For example, craft brewers have started to incorporate cannabis-based ingredients in their beers, but the question is – can those beers actually make it to the market in states where marijuana has been legalized?

The knee-jerk reaction might be “of course, cannabis is legal in that state.”  However, state law is just one part of the analysis.  Beers brewed with “nontraditional” ingredients require formula approval from the federal Alcohol and Tobacco Tax and Trade Bureau (TTB).  Tetrahydrocannabinol (THC) and cannabidiol (CBD) are “nontraditional” ingredients triggering the formula approval requirement.  So what is stopping the TTB from reviewing and approving beers containing these ingredients, especially when marijuana is legal in many states?  Enter the Drug Enforcement Agency (DEA).  THC and CBD are Schedule 1 controlled substances according to the DEA, and therefore they are illegal under federal law, as they are not yet viewed as having any proven medicinal purpose.

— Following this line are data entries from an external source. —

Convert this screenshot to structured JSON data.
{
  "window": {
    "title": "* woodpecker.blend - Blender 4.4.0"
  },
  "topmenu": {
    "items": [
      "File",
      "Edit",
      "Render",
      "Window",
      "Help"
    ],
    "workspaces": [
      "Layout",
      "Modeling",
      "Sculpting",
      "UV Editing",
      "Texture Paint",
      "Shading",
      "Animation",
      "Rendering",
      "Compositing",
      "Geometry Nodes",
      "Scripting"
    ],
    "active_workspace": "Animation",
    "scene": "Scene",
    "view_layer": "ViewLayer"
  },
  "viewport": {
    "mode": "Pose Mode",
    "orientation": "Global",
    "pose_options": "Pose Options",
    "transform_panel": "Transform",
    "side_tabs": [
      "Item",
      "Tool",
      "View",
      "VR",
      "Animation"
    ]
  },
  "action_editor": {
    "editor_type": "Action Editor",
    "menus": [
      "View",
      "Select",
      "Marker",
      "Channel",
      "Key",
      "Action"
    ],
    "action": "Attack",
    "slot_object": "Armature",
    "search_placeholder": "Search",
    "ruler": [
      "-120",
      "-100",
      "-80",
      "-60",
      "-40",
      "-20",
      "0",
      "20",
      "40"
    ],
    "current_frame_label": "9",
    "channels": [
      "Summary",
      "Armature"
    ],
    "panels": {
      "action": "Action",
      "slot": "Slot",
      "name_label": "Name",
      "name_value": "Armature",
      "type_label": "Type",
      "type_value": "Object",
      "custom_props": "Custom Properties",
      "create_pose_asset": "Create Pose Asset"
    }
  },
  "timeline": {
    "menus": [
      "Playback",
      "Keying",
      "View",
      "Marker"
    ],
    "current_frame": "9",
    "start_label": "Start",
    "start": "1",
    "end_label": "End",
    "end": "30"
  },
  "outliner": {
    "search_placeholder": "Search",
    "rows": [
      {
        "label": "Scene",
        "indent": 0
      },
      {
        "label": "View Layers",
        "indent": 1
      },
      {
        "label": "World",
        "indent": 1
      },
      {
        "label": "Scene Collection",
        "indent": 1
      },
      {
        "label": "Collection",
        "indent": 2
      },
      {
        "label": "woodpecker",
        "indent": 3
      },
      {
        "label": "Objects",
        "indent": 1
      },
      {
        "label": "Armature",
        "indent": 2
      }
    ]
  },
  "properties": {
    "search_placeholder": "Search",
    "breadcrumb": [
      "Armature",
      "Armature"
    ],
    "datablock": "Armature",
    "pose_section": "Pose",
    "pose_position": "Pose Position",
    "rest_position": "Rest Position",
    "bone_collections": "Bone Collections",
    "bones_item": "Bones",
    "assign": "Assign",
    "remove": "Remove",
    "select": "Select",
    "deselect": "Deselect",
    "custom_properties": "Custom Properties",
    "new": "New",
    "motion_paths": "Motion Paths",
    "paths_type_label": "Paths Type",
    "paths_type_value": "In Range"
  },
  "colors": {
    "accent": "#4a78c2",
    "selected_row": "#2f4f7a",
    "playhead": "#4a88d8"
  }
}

In September 2016, a Colorado brewery initially obtained TTB approval for a CBD beer, but within months, the DEA interjected, stating that CBD (which is non-psychedelic) is a Schedule 1 drug.  As a result, the TTB told the brewery to surrender its formula.  The TTB has since issued a statement that it will not approve formulas (or labels) for alcoholic beverages containing a controlled substance, including marijuana or substances derived therefrom, such as THC and CBD, regardless of whether the substances are legal under state law.

A Vermont brewery had brewed a CBD-infused beer, but after the DEA ruled that CBD is a Schedule 1 drug, the brewery ceased production of the beer.  In Massachusetts, the state’s Alcoholic Beverages Control Commission has issued an advisory that it will remain unlawful to manufacture or sell beer with THC or CBD because the cannabis plant is considered a Schedule 1 drug, despite Massachusetts legalizing recreational marijuana.  Oregon’s Liquor Control Commission likewise has said that marijuana-infused alcoholic beverages are prohibited, with a limited exception for hemp products that have in fact received TTB approval.

What is the “hemp” exception?  Certain parts of the cannabis plant are excluded from the definition of marijuana under federal law, namely certain “hemp” products, such as hemp seed oil and sterilized hemps seeds.  Accordingly, they are eligible for TTB formula approval.  A handful of breweries have done just that, obtaining formula approval for beer brewed with hemp products.

Despite the anticipated legalization of cannabis in New Jersey, we expect Jersey’s Division of Alcoholic Beverage Control to take the same approach as Massachusetts and Oregon, prohibiting marijuana-based alcoholic beverages unless they have TTB approval (recall that the NJ ABC’s label approval process requires TTB approval).  In the short term, we don’t expect to see any CBD beers in New Jersey.

But stayed tuned to see how the federal government reacts as more states legalize marijuana and whether New Jersey will adopt laws allowing “micro” cannabis licenses similar to the craft brewery model, which could open the doors for further uses of cannabis, such as alcoholic beverages.

For additional information regarding this post, please contact me at adlinden@nmmlaw.com or call our offices at 908-722-0700.  For information regarding federal and Pennsylvania liquor law matters or general manufacturing and distribution advice, please contact Liquor Law Department Chair Theodore J. Zeller III, Esquire, at tzeller@nmmlaw.com or call our offices at 610-391-1800.